An agribusinessman at the heart of an evolving scandal involving one of Argentina's most high-profile federal prosecutors on Monday described evidence to support his claims that he was extorted as "irrefutable and abundant."
"I have tried not to speak because I'm not doing well health-wise, but there are things that have not been published as they should have been. The evidence is irrefutable and abundant," Pedro Etchebest said.
Etchebest earlier claimed Prosecutor Carlos Stornelli tried to extort bribes from him via his lawyer Marcelo D'Alessio in exchange for protection in the ongoing investigation into widespread graft in the Kirchner era, for which Stornelli is the lead prosecutor.
Etchebest never spoke directly with Stornelli, he claimed, but did "[shake] his hand."
"After that, D'Alessio told me that since I shook his hand, the deal was done," he added.
The scandal stems from a report by journalist Horacio Verbitsky, allegedly based on an investigation being carried out by federal judge Alejo Ramos Padilla.
It centres on D’Alessio, who was supposedly filmed receiving money that was on its way to Stornelli.

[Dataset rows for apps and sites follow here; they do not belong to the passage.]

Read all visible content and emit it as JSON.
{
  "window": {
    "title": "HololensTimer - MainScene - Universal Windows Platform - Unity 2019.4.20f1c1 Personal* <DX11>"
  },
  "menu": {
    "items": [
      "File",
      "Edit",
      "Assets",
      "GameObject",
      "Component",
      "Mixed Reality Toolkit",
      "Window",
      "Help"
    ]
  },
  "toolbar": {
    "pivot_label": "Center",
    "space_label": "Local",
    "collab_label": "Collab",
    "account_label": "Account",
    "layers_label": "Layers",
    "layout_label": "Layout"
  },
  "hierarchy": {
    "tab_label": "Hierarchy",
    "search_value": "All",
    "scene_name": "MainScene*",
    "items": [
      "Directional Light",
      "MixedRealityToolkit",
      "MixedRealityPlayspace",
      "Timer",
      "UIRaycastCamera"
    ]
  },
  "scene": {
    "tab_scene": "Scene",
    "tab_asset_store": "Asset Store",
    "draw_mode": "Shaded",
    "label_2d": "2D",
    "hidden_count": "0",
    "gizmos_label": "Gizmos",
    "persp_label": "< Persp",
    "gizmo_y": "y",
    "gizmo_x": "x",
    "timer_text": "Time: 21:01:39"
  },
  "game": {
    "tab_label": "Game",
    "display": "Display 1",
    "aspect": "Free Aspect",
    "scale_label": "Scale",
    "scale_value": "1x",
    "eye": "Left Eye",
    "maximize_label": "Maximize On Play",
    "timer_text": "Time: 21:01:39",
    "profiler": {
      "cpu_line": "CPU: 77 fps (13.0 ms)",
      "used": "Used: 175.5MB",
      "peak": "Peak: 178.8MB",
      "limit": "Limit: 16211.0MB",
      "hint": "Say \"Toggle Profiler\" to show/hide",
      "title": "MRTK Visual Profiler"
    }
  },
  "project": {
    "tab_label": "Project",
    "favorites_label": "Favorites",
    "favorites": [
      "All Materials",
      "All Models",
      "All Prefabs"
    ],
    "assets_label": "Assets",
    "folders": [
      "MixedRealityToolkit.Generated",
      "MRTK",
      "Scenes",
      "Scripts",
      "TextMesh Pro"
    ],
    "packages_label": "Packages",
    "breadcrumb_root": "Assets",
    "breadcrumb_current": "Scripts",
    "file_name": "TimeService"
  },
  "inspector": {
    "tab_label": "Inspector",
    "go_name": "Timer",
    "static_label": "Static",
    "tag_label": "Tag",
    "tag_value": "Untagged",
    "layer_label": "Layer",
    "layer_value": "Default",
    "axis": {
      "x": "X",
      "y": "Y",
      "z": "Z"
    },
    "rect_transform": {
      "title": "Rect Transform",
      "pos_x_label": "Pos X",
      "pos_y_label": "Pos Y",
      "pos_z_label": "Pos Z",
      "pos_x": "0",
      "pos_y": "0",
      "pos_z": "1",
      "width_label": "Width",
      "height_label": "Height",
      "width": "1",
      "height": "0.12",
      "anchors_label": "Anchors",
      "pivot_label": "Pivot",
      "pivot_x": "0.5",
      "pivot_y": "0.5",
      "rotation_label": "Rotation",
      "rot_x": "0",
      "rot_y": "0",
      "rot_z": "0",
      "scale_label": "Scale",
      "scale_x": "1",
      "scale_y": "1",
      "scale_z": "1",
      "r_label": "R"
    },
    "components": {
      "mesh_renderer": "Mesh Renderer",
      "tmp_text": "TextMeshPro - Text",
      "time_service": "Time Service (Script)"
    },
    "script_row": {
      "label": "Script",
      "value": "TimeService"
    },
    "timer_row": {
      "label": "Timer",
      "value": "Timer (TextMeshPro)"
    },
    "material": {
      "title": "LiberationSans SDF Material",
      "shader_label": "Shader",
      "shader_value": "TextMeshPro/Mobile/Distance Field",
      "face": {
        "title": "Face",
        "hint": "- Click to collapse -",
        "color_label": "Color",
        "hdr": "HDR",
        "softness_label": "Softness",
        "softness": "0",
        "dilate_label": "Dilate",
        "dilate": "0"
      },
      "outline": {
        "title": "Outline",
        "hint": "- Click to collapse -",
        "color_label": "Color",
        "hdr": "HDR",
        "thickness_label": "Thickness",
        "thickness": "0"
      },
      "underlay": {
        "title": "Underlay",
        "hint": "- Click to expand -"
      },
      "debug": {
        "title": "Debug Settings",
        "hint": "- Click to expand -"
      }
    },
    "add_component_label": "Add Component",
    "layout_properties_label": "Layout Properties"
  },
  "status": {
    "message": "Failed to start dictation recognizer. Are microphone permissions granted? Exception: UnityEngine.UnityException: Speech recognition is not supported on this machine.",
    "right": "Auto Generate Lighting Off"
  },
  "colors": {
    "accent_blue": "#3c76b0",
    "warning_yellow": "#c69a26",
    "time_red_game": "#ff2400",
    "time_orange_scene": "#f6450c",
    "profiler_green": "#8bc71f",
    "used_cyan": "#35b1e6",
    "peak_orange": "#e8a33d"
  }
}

Etchebest, who claims to have recorded all the meetings he had with D'Alessio except the first, was named by former Santa Cruz province Treasury Minister Juan Manuel Campillo in testimony in the so-called 'cuadernos' or "notebooks of corruption" investigation, which is looking into allegations of widespread corruption during the era of Kirchner presidencies.
The pair met "in late 2016 and before then I had never seen him in my life," Etchebest told Página 12 newspaper.
"I had nothing to do with the Kirchners," he added.